**What the task asks:** Only lines containing "your" are wanted from the data below. Copy those lines.

[Data about app and page elements]
- Opening Delimiter -

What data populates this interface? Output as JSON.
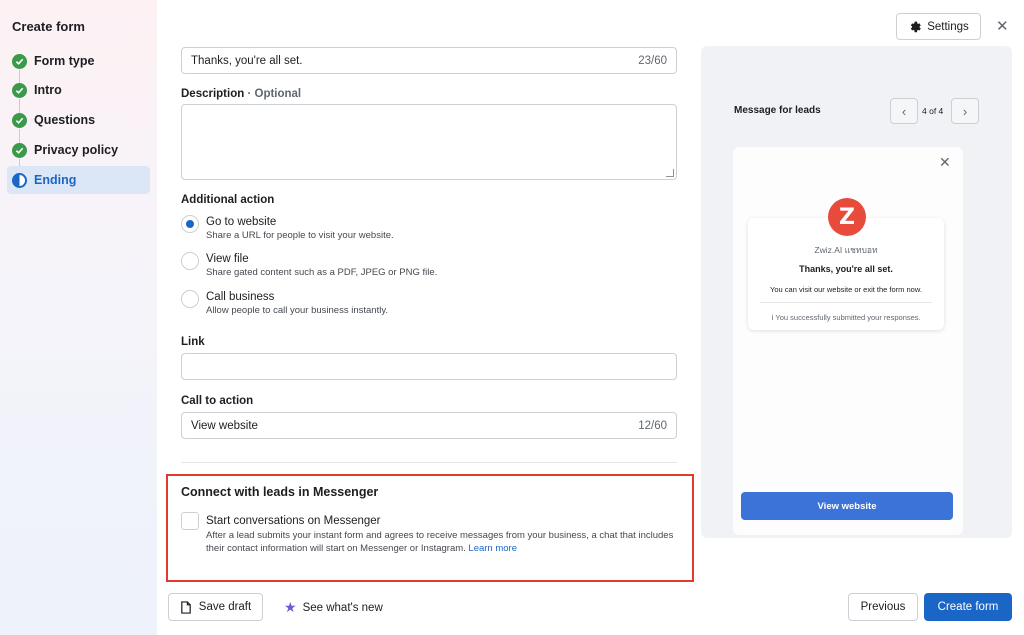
{
  "sidebar": {
    "title": "Create form",
    "steps": [
      {
        "label": "Form type",
        "state": "done"
      },
      {
        "label": "Intro",
        "state": "done"
      },
      {
        "label": "Questions",
        "state": "done"
      },
      {
        "label": "Privacy policy",
        "state": "done"
      },
      {
        "label": "Ending",
        "state": "active"
      }
    ]
  },
  "form": {
    "headline_value": "Thanks, you're all set.",
    "headline_count": "23/60",
    "description_label": "Description",
    "description_optional": "· Optional",
    "description_value": "",
    "additional_action_label": "Additional action",
    "actions": [
      {
        "title": "Go to website",
        "desc": "Share a URL for people to visit your website.",
        "checked": true
      },
      {
        "title": "View file",
        "desc": "Share gated content such as a PDF, JPEG or PNG file.",
        "checked": false
      },
      {
        "title": "Call business",
        "desc": "Allow people to call your business instantly.",
        "checked": false
      }
    ],
    "link_label": "Link",
    "link_value": "",
    "cta_label": "Call to action",
    "cta_value": "View website",
    "cta_count": "12/60",
    "messenger_title": "Connect with leads in Messenger",
    "messenger_checkbox_label": "Start conversations on Messenger",
    "messenger_desc": "After a lead submits your instant form and agrees to receive messages from your business, a chat that includes their contact information will start on Messenger or Instagram.",
    "messenger_link": "Learn more"
  },
  "preview": {
    "label": "Message for leads",
    "pager": "4 of 4",
    "avatar_letter": "Z",
    "business_name": "Zwiz.AI แชทบอท",
    "heading": "Thanks, you're all set.",
    "text": "You can visit our website or exit the form now.",
    "note": "You successfully submitted your responses.",
    "button": "View website"
  },
  "header": {
    "settings_label": "Settings"
  },
  "footer": {
    "save_draft": "Save draft",
    "whats_new": "See what's new",
    "previous": "Previous",
    "create_form": "Create form"
  },
  "colors": {
    "accent": "#1a66c7",
    "check_green": "#3a9a4a",
    "highlight_red": "#e23b2e"
  }
}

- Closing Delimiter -

**Written reply:**
        "desc": "Share a URL for people to visit your website.",
        "desc": "Allow people to call your business instantly.",
    "messenger_desc": "After a lead submits your instant form and agrees to receive messages from your business, a chat that includes their contact information will start on Messenger or Instagram.",
    "note": "You successfully submitted your responses.",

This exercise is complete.